This article sums up 90% of my advice……read, read, read….to your children!
There are two other things I also emphasize.
1. Get outside and run, swim, play ball, and give your child as much freedom outside as possible, without your telling him/her what to do and how to do it, but send them outside!
2. Enjoy time together! Think of the warm memories you have of fishing, wandering in the woods, going to the swimming pool, and lying on the ground looking at the stars on a summer night with your parents. Summer schedules are usually more relaxed. Relax with your children.
Million Word Gap
(from Exchange Everyday, May 13, 2019)
Writing on the Ohio State website, Jeff Grabmeier reports that:

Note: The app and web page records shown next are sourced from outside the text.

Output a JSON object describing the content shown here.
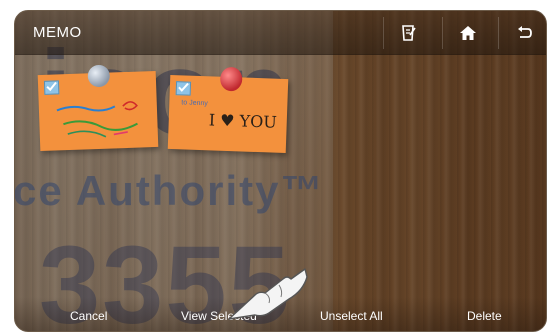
{
  "app": {
    "title": "MEMO"
  },
  "toolbar": {
    "memo_icon": "memo-edit-icon",
    "home_icon": "home-icon",
    "back_icon": "back-arrow-icon"
  },
  "watermark": {
    "line1": "icon",
    "line2": "ce Authority™",
    "line3": "3355"
  },
  "memos": [
    {
      "text": "",
      "checked": true,
      "pin_color": "#b9c3cf"
    },
    {
      "small_text": "to Jenny",
      "text": "I ♥ YOU",
      "checked": true,
      "pin_color": "#d9343a"
    }
  ],
  "actions": {
    "cancel": "Cancel",
    "view_selected": "View Selected",
    "unselect_all": "Unselect All",
    "delete": "Delete"
  },
  "colors": {
    "note": "#f3913d",
    "checkbox": "#8fc3e6"
  }
}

“Young children whose parents read them five books a day enter kindergarten having heard about 1.4 million more words than kids who were never read to, a new study found.
This ‘million word gap’ could be one key in explaining differences in vocabulary and reading development, said Jessica Logan, lead author of the study and assistant professor of educational studies at The Ohio State University.
Even kids who are read only one book a day will hear about 290,000 more words by age 5 than those who don’t regularly read books with a parent or caregiver.”
And, in an Exchange article, "Supporting Parents in Guiding Early Language and Literacy Development" (which is the foundation for an Out of the Box Training Kit), author Bisa Batten Lewis provides these developmentally appropriate strategies for supporting infants’ language and literacy learning that can be shared with families:
Read to baby 3-5 times per day
Allowing baby to engage in reading with you (e.g. point, turn pages, and so on)
Actively talking with baby, with eye contact, about food, daily routines, outdoors, signs, pictures, books, and print in the environment
Singing songs, such as “If You’re Happy and You Know It”
Performing finger plays, such as “The Itsy Bitsy Spider”
Reciting nursery rhymes
Talking to baby about family photos
Listening to music with baby
Making sounds with baby using instruments or household objects
Making writing materials available for scribbling
Source: “A ‘million word gap’ for children who aren’t read to at home,” by Jeff Grabmeier, April 4, 2019, osu.edu